In Canada, when an individual is convicted of a criminal offence1, they obtain a criminal record, which is retained for the remainder of their life. For individuals who have successfully completed their sentences, the continued existence of a criminal record can present challenges to obtaining employment, traveling, and/or reintegrating into society. Fortunately, some convicted persons are eligible to apply for a records suspension, which effectively removes their criminal record.

Once an individual has been convicted of an offence, their conviction is recorded in the Canadian Police Information Centre (CPIC) database, where it remains forever. However, where an individual meets certain eligibility criteria, they can submit an application to the Parole Board of Canada (PBC) to have their record removed from the CPIC database. The PBC is the only official federal agency with the power to grant, refuse, and revoke record suspensions, and as such is the recipient agency for all applications. For individuals seeking to submit an application, it is important to note that while the PBC can grant an Order suspending one’s criminal record from CPIC, it does not result in a removal of fingerprints from the system.

In order to be eligible for a records suspension under the Criminal Records Act (CRA), an individual must have completed their sentence, and be able to demonstrate to the Board that they are law-abiding citizens who have been of good character for the following time periods following completion of their sentence2:

  1.  10-years for an indictable offence, or a hybrid offence where the Crown proceeded by indictment; and
  2.  5-years for a summary conviction offence, or a hybrid offence where the Crown proceeded by summary conviction.

There are prescribed categories of offences for which convicted individuals cannot apply for a records suspension even after the prescribed time. These offences are listed under Schedule 1 of the CRA, and mainly include sexual offences involving children. Additionally, for individuals convicted of a single offence listed under Schedule 3 of the CRA, which includes simple possession of specified Schedule II substances under the Controlled Drugs and Substances Act, an individual may be eligible to apply for a records suspension immediately after completing their sentence.
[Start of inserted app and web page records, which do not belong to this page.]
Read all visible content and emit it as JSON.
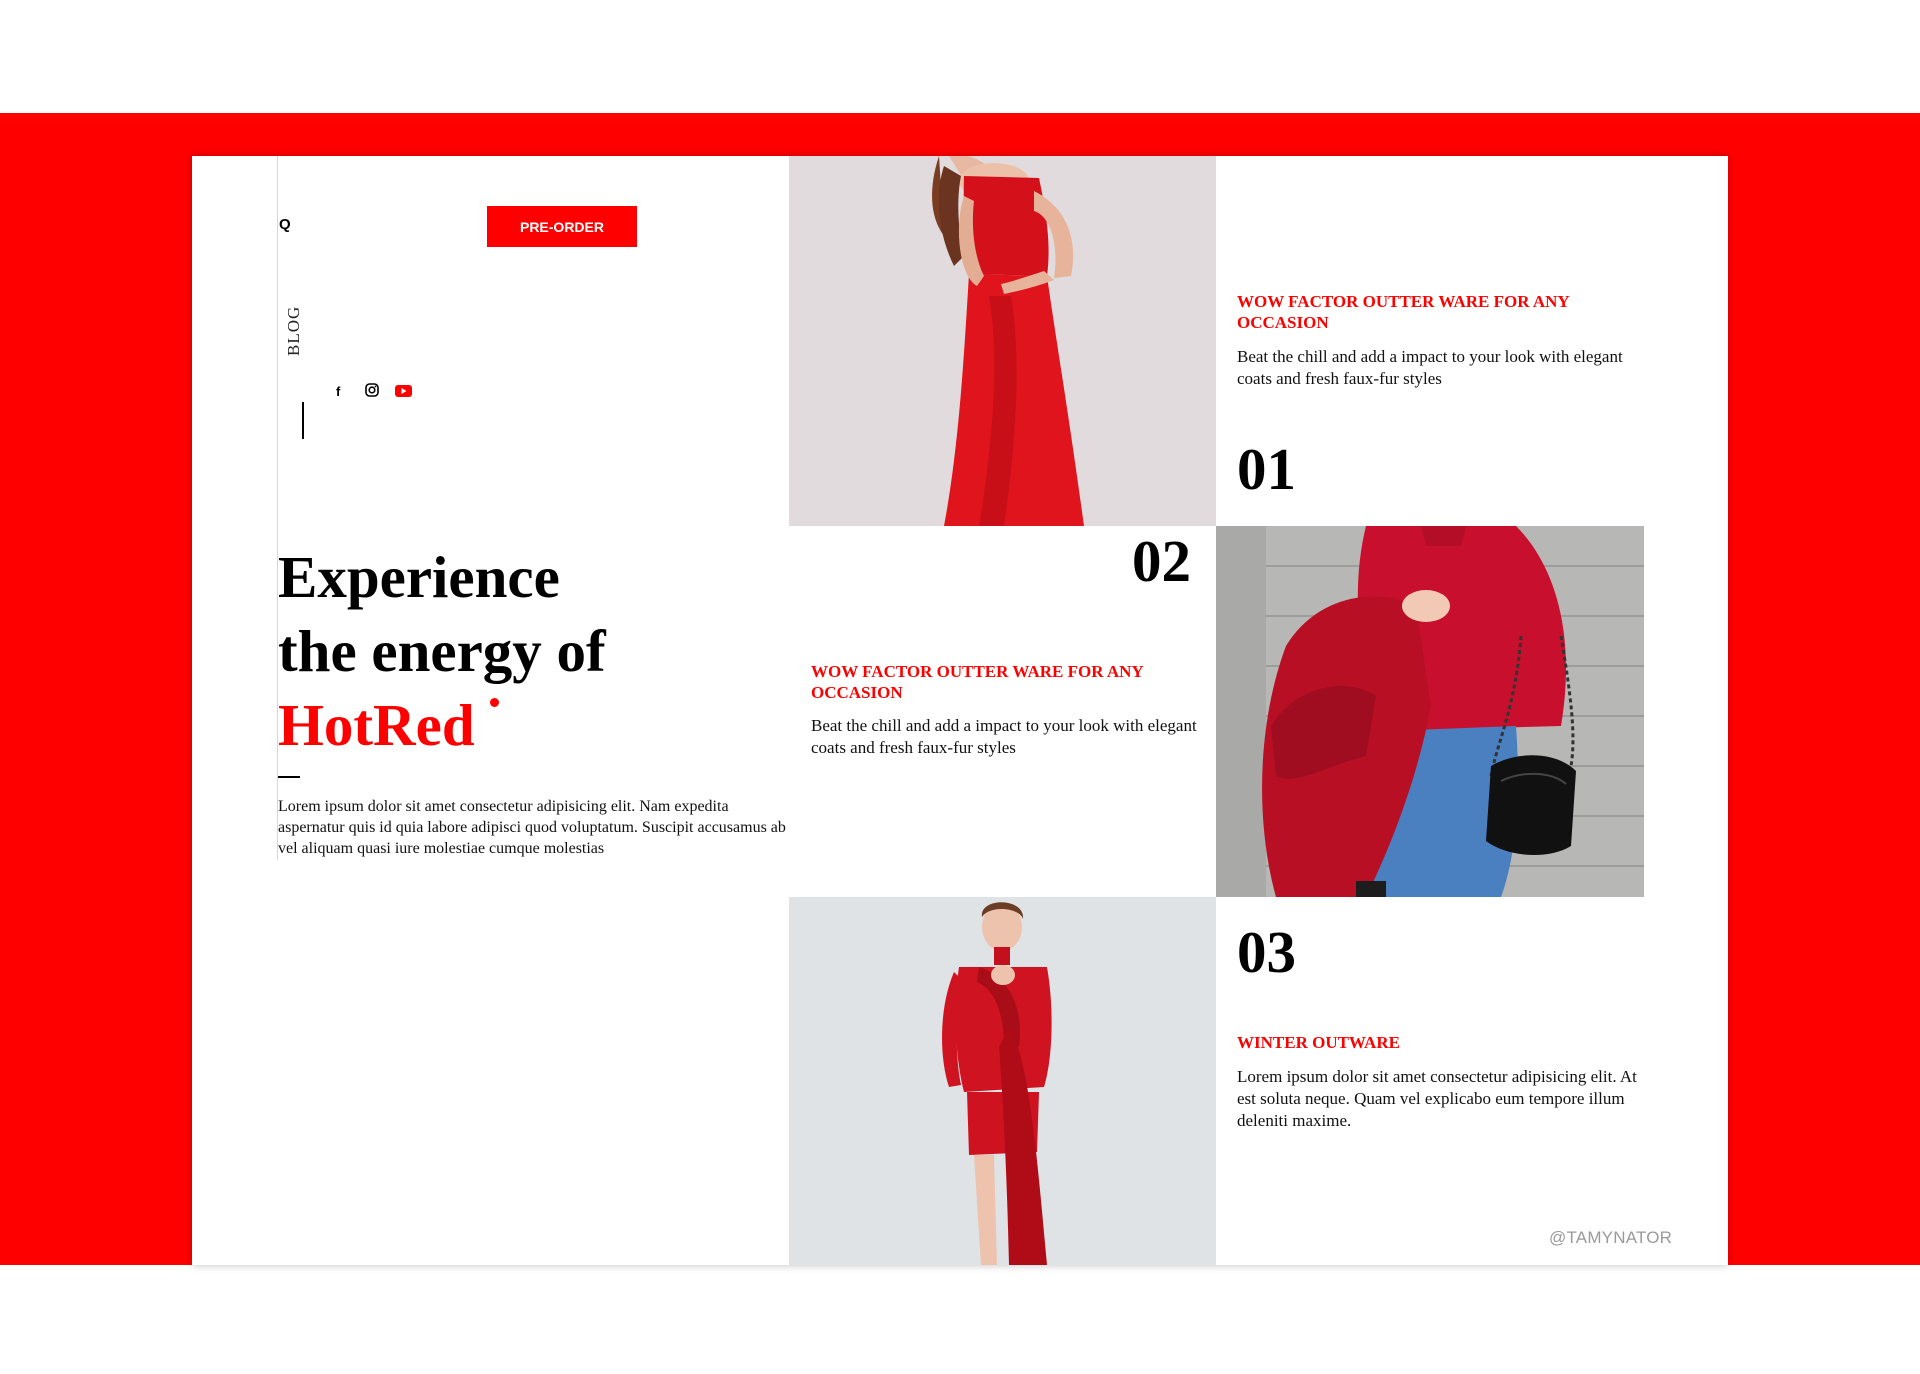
{
  "colors": {
    "accent": "#ff0000",
    "text": "#000000",
    "background": "#ffffff"
  },
  "header": {
    "search_icon_glyph": "Q",
    "preorder_label": "PRE-ORDER"
  },
  "sidebar": {
    "blog_label": "BLOG",
    "social_icons": [
      "facebook-icon",
      "instagram-icon",
      "youtube-icon"
    ],
    "facebook_glyph": "f"
  },
  "hero": {
    "title_line1": "Experience",
    "title_line2": "the energy of",
    "title_accent": "HotRed",
    "description": "Lorem ipsum dolor sit amet consectetur adipisicing elit. Nam expedita aspernatur quis id quia labore adipisci quod voluptatum. Suscipit accusamus ab vel aliquam quasi iure molestiae cumque molestias"
  },
  "features": [
    {
      "number": "01",
      "title": "WOW FACTOR OUTTER WARE FOR ANY OCCASION",
      "text": "Beat the chill and add a impact to your look with elegant coats and fresh faux-fur styles"
    },
    {
      "number": "02",
      "title": "WOW FACTOR OUTTER WARE FOR ANY OCCASION",
      "text": "Beat the chill and add a impact to your look with elegant coats and fresh faux-fur styles"
    },
    {
      "number": "03",
      "title": "WINTER OUTWARE",
      "text": "Lorem ipsum dolor sit amet consectetur adipisicing elit. At est soluta neque. Quam vel explicabo eum tempore illum deleniti maxime."
    }
  ],
  "photos": [
    "red-strapless-dress-photo",
    "red-sweater-coat-handbag-photo",
    "red-drape-dress-photo"
  ],
  "watermark": "@TAMYNATOR"
}
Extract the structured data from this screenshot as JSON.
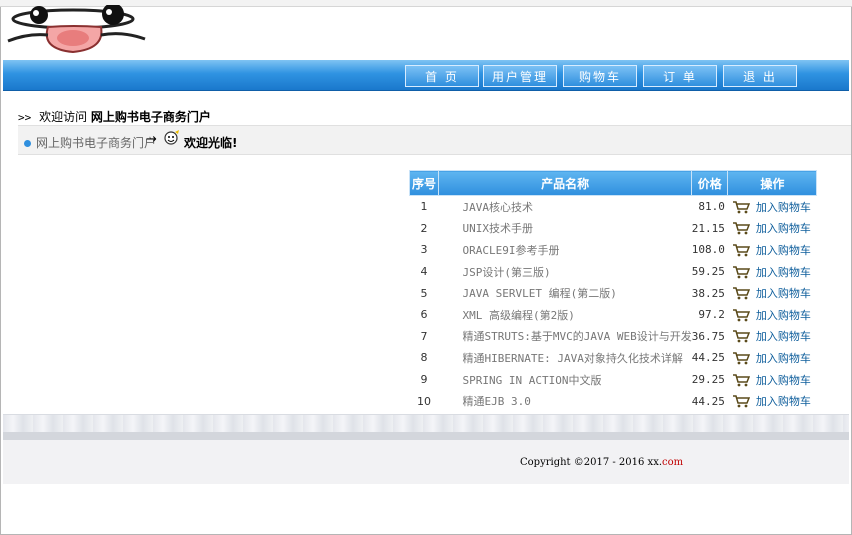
{
  "nav": {
    "items": [
      "首 页",
      "用户管理",
      "购物车",
      "订 单",
      "退 出"
    ]
  },
  "welcome": {
    "prefix": "欢迎访问",
    "site_name": "网上购书电子商务门户"
  },
  "breadcrumb": {
    "link": "网上购书电子商务门户",
    "arrow": "→",
    "greeting": "欢迎光临!"
  },
  "table": {
    "headers": [
      "序号",
      "产品名称",
      "价格",
      "操作"
    ],
    "action_label": "加入购物车",
    "rows": [
      {
        "index": "1",
        "name": "JAVA核心技术",
        "price": "81.0"
      },
      {
        "index": "2",
        "name": "UNIX技术手册",
        "price": "21.15"
      },
      {
        "index": "3",
        "name": "ORACLE9I参考手册",
        "price": "108.0"
      },
      {
        "index": "4",
        "name": "JSP设计(第三版)",
        "price": "59.25"
      },
      {
        "index": "5",
        "name": "JAVA SERVLET 编程(第二版)",
        "price": "38.25"
      },
      {
        "index": "6",
        "name": "XML 高级编程(第2版)",
        "price": "97.2"
      },
      {
        "index": "7",
        "name": "精通STRUTS:基于MVC的JAVA WEB设计与开发",
        "price": "36.75"
      },
      {
        "index": "8",
        "name": "精通HIBERNATE: JAVA对象持久化技术详解",
        "price": "44.25"
      },
      {
        "index": "9",
        "name": "SPRING IN ACTION中文版",
        "price": "29.25"
      },
      {
        "index": "10",
        "name": "精通EJB 3.0",
        "price": "44.25"
      }
    ]
  },
  "footer": {
    "copyright": "Copyright ©2017 - 2016 xx.",
    "domain": "com"
  },
  "colors": {
    "nav_blue": "#2f8fde",
    "link_blue": "#0d5d9b",
    "footer_red": "#c00000"
  },
  "icons": {
    "logo": "cartoon-face-logo",
    "cart": "shopping-cart-icon",
    "greeting": "smiley-face-icon",
    "breadcrumb_bullet": "blue-dot-icon"
  }
}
Where the PBC is satisfied that all of the eligibility criteria are met, and that the conviction should no longer adversely affect the individual, the criminal record will be removed from the federal CPIC system. However, it is important to note that the PBC retains the power to revoke a records suspension in certain scenarios, the most common of which is the commission of a subsequent offence.

Applying for a records suspension can be a daunting and cumbersome process. If you or someone you know is seeking to apply for a records suspension, it can be beneficial for them to speak with a lawyer to better understand the process, and obtain key information that can assist them based on their conviction(s) and circumstances.


1 For individuals convicted of an offence for which an absolute or conditional discharge is given, their criminal record automatically ceases to exist one year the granting of the absolute discharge, and for conditional discharges, three years after completion of the terms of sentence.

2 The Criminal Records Act eligibility periods also differ for individuals convicted of “service offences”. Information relating to applications for persons convicted of service offences under the National Defence Act are outside the scope of this article.